With the images excluded, set down every line of the listing below exactly.

Given information:
____________
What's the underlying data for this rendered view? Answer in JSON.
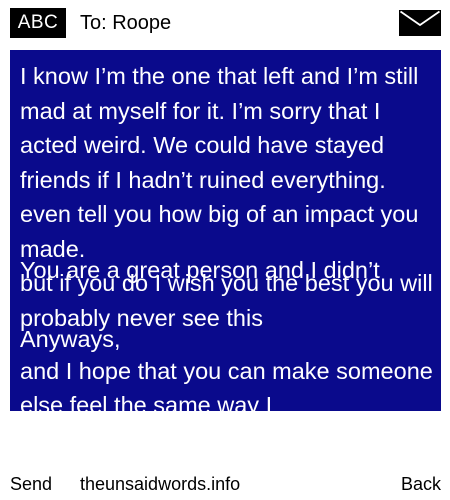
{
  "header": {
    "mode_label": "ABC",
    "recipient_text": "To: Roope",
    "icon": "envelope-icon"
  },
  "message": {
    "text_layer_1": "I know I’m the one that left and I’m still mad at myself for it. I’m sorry that I acted weird. We could have stayed friends if I hadn’t ruined everything.\neven tell you how big of an impact you made.\nbut if you do I wish you the best you will probably never see this",
    "text_layer_2": "You are a great person and I didn’t\n\nAnyways,",
    "text_layer_3": "\n\n\nand I hope that you can make someone else feel the same way I"
  },
  "footer": {
    "send_label": "Send",
    "site_label": "theunsaidwords.info",
    "back_label": "Back"
  },
  "colors": {
    "message_background": "#0a0a8c",
    "message_text": "#ffffff",
    "badge_background": "#000000"
  }
}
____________
Answer space:
What's the underlying data for this rendered view? Answer in JSON.
{
  "header": {
    "mode_label": "ABC",
    "recipient_text": "To: Roope",
    "icon": "envelope-icon"
  },
  "message": {
    "text_layer_1": "I know I’m the one that left and I’m still mad at myself for it. I’m sorry that I acted weird. We could have stayed friends if I hadn’t ruined everything.\neven tell you how big of an impact you made.\nbut if you do I wish you the best you will probably never see this",
    "text_layer_2": "You are a great person and I didn’t\n\nAnyways,",
    "text_layer_3": "\n\n\nand I hope that you can make someone else feel the same way I"
  },
  "footer": {
    "send_label": "Send",
    "site_label": "theunsaidwords.info",
    "back_label": "Back"
  },
  "colors": {
    "message_background": "#0a0a8c",
    "message_text": "#ffffff",
    "badge_background": "#000000"
  }
}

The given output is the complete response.